[Opening Input records section]
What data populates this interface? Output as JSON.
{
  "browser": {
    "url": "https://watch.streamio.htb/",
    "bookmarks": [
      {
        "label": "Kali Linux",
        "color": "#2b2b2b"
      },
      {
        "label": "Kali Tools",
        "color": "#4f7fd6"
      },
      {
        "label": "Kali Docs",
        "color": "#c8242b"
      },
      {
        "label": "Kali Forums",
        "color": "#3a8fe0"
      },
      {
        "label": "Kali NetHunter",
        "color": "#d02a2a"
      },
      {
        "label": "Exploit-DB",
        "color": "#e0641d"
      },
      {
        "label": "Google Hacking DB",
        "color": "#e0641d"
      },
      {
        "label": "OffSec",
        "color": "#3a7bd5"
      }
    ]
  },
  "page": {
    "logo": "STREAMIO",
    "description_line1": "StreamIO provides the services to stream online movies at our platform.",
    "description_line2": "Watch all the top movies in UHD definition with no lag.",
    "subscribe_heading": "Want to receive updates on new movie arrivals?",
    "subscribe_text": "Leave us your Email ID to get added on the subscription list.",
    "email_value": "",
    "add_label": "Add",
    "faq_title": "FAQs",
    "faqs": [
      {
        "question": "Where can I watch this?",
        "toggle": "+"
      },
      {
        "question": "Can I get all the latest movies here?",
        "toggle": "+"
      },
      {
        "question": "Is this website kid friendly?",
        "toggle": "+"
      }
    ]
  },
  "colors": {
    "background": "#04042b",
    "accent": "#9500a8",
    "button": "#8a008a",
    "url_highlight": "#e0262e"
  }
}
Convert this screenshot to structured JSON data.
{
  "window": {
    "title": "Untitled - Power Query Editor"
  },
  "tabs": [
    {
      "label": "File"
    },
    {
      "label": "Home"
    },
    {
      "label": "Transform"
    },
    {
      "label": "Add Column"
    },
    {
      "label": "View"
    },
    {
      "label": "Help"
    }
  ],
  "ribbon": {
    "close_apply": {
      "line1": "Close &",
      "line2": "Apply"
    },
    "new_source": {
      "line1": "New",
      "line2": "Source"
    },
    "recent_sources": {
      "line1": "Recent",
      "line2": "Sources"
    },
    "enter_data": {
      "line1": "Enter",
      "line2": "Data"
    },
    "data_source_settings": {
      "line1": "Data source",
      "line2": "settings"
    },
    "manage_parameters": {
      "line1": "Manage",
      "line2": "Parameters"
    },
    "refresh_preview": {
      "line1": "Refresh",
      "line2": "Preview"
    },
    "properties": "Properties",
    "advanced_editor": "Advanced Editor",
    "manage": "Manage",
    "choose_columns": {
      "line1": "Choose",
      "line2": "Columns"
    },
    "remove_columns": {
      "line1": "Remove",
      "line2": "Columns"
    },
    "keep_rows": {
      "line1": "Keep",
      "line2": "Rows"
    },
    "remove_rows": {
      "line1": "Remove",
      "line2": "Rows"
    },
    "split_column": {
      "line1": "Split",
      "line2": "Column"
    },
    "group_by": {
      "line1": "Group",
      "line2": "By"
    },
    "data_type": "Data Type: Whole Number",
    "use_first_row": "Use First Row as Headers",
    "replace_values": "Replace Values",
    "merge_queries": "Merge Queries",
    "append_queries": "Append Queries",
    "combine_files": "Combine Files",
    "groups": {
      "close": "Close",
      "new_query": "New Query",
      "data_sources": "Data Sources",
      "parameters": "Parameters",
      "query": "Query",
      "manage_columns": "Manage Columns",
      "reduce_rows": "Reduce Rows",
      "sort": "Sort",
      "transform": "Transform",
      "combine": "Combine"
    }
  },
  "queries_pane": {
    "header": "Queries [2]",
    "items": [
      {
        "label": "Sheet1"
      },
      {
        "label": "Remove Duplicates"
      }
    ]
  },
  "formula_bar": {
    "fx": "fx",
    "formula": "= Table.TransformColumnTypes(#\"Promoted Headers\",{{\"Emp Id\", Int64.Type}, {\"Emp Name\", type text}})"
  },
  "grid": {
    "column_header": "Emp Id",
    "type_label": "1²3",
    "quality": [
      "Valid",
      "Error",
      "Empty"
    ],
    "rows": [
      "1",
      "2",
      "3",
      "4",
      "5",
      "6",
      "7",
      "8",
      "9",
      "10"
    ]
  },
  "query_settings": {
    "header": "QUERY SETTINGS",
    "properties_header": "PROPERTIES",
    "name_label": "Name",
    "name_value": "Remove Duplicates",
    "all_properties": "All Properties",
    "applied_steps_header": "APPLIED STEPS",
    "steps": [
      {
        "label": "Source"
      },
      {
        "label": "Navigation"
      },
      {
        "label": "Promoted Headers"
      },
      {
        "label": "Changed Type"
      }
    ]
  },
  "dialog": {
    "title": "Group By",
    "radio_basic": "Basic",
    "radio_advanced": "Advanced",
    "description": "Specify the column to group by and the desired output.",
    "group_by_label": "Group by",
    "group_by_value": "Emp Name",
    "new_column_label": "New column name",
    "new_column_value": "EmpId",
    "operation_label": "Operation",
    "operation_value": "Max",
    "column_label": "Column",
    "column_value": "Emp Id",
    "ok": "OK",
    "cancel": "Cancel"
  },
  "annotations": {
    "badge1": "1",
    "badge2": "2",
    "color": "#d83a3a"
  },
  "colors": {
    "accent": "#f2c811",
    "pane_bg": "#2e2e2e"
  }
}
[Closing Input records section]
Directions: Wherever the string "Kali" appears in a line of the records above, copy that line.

Exercise solution:
        "label": "Kali Linux",
        "label": "Kali Tools",
        "label": "Kali Docs",
        "label": "Kali Forums",
        "label": "Kali NetHunter",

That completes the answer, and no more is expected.